INSTRUCTIONS TO FOLLOW:
Your answer should hold the data exactly as given, minus any picture.

STUDY MATERIAL:
***
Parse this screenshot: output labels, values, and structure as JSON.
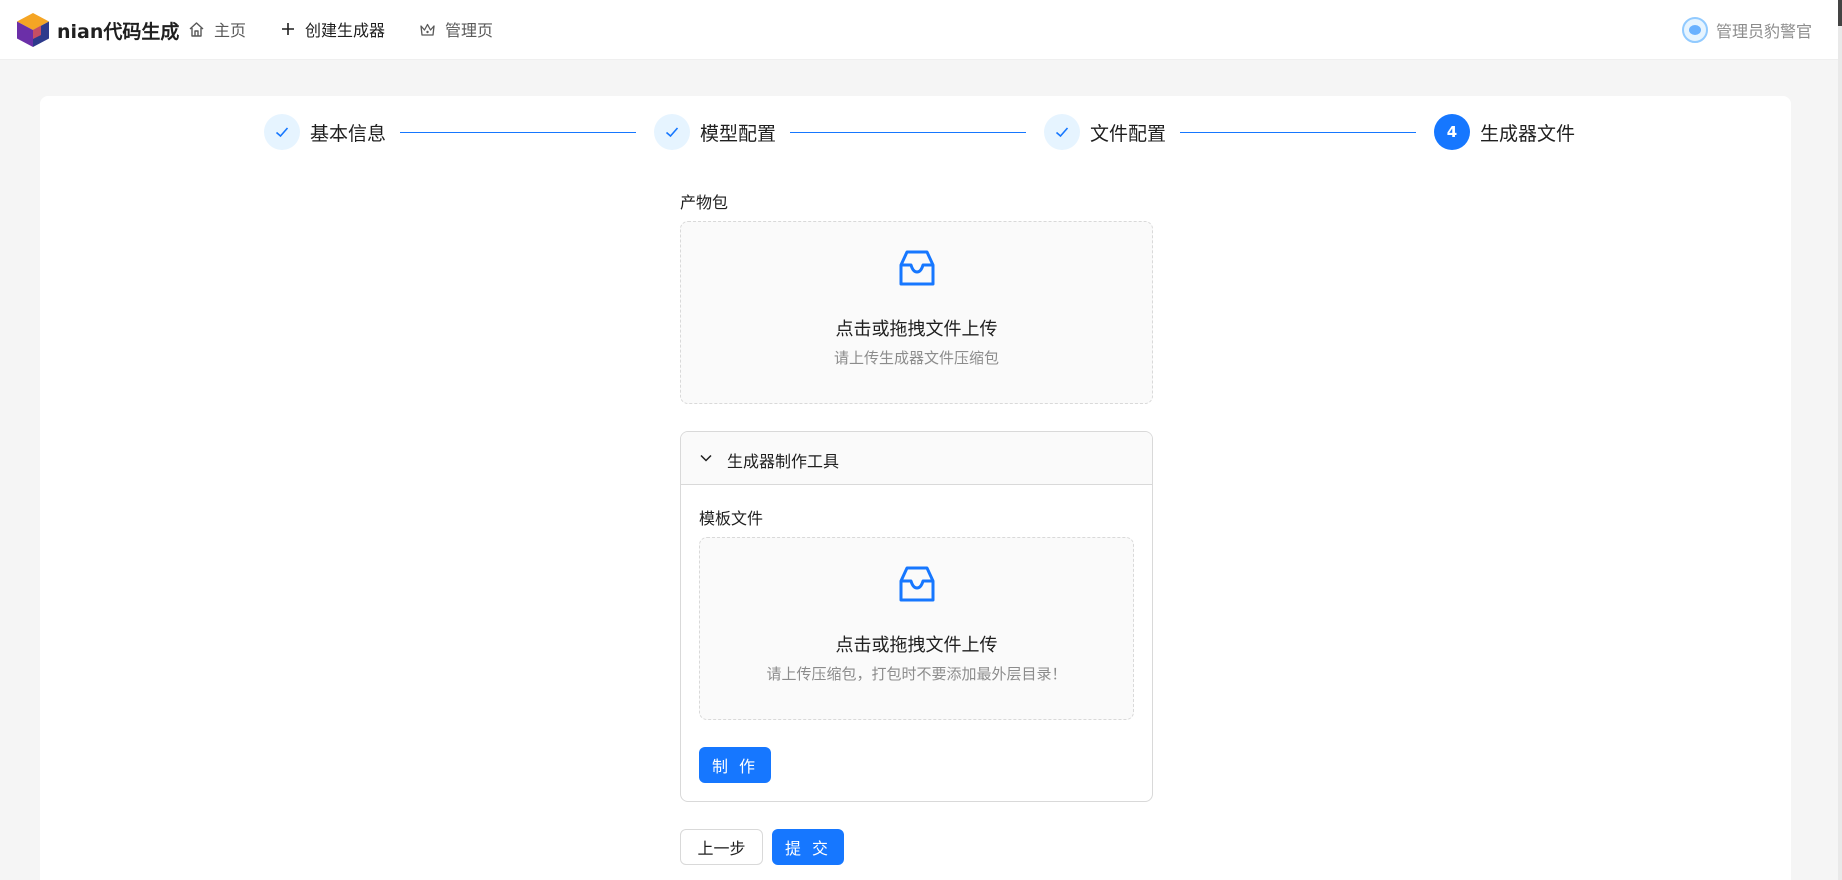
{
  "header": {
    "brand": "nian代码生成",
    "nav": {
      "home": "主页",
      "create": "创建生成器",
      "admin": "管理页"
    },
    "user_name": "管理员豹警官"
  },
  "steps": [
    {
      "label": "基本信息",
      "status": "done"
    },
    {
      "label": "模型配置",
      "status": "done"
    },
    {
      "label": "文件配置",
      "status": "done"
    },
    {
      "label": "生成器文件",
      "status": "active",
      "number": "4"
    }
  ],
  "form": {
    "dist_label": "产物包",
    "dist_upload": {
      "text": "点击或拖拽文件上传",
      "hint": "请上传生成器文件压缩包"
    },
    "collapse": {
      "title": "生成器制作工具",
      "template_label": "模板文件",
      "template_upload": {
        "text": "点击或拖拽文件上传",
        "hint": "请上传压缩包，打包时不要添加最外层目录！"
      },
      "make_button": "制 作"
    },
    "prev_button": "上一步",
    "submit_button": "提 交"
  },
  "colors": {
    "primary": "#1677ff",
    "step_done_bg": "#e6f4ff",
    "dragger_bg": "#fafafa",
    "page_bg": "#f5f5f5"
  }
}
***
ANSWER AREA:
Parse this screenshot: output labels, values, and structure as JSON.
{
  "header": {
    "brand": "nian代码生成",
    "nav": {
      "home": "主页",
      "create": "创建生成器",
      "admin": "管理页"
    },
    "user_name": "管理员豹警官"
  },
  "steps": [
    {
      "label": "基本信息",
      "status": "done"
    },
    {
      "label": "模型配置",
      "status": "done"
    },
    {
      "label": "文件配置",
      "status": "done"
    },
    {
      "label": "生成器文件",
      "status": "active",
      "number": "4"
    }
  ],
  "form": {
    "dist_label": "产物包",
    "dist_upload": {
      "text": "点击或拖拽文件上传",
      "hint": "请上传生成器文件压缩包"
    },
    "collapse": {
      "title": "生成器制作工具",
      "template_label": "模板文件",
      "template_upload": {
        "text": "点击或拖拽文件上传",
        "hint": "请上传压缩包，打包时不要添加最外层目录！"
      },
      "make_button": "制 作"
    },
    "prev_button": "上一步",
    "submit_button": "提 交"
  },
  "colors": {
    "primary": "#1677ff",
    "step_done_bg": "#e6f4ff",
    "dragger_bg": "#fafafa",
    "page_bg": "#f5f5f5"
  }
}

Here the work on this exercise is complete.